Write every line below out again, exactly as given, but leave out the pictures.

= Beginning of Section =

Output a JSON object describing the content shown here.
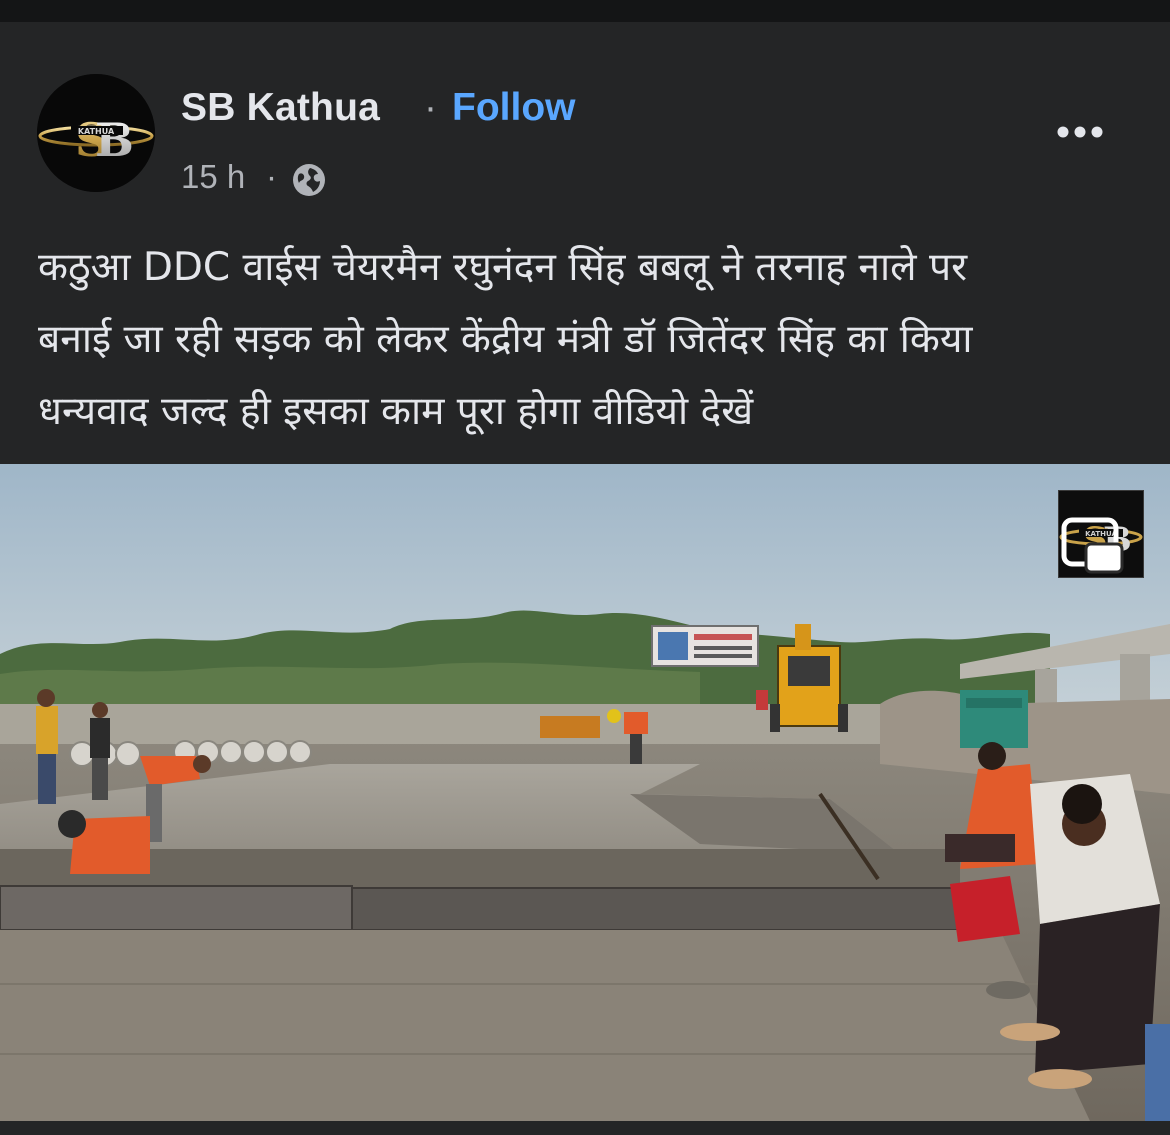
{
  "post": {
    "author": "SB Kathua",
    "separator": "·",
    "follow_label": "Follow",
    "time": "15 h",
    "time_separator": "·",
    "privacy_icon": "globe-icon",
    "more_icon": "more-horizontal-icon",
    "text_lines": [
      "कठुआ DDC वाईस चेयरमैन रघुनंदन सिंह बबलू ने तरनाह नाले पर",
      "बनाई जा रही सड़क को लेकर केंद्रीय मंत्री डॉ जितेंदर सिंह का किया",
      "धन्यवाद जल्द ही इसका काम पूरा होगा वीडियो देखें"
    ]
  },
  "avatar": {
    "logo_letters": "SB",
    "logo_subtext": "KATHUA"
  },
  "media": {
    "type": "video-thumbnail",
    "watermark_letters": "SB",
    "watermark_subtext": "KATHUA",
    "pip_icon": "picture-in-picture-icon"
  },
  "colors": {
    "card_bg": "#242526",
    "page_bg": "#111213",
    "link": "#5aa7ff",
    "text_primary": "#e4e6eb",
    "text_secondary": "#b0b3b8"
  }
}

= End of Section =

**RESULT**
Output a JSON object describing the content shown here.
{
  "post": {
    "author": "SB Kathua",
    "separator": "·",
    "follow_label": "Follow",
    "time": "15 h",
    "time_separator": "·",
    "privacy_icon": "globe-icon",
    "more_icon": "more-horizontal-icon",
    "text_lines": [
      "कठुआ DDC वाईस चेयरमैन रघुनंदन सिंह बबलू ने तरनाह नाले पर",
      "बनाई जा रही सड़क को लेकर केंद्रीय मंत्री डॉ जितेंदर सिंह का किया",
      "धन्यवाद जल्द ही इसका काम पूरा होगा वीडियो देखें"
    ]
  },
  "avatar": {
    "logo_letters": "SB",
    "logo_subtext": "KATHUA"
  },
  "media": {
    "type": "video-thumbnail",
    "watermark_letters": "SB",
    "watermark_subtext": "KATHUA",
    "pip_icon": "picture-in-picture-icon"
  },
  "colors": {
    "card_bg": "#242526",
    "page_bg": "#111213",
    "link": "#5aa7ff",
    "text_primary": "#e4e6eb",
    "text_secondary": "#b0b3b8"
  }
}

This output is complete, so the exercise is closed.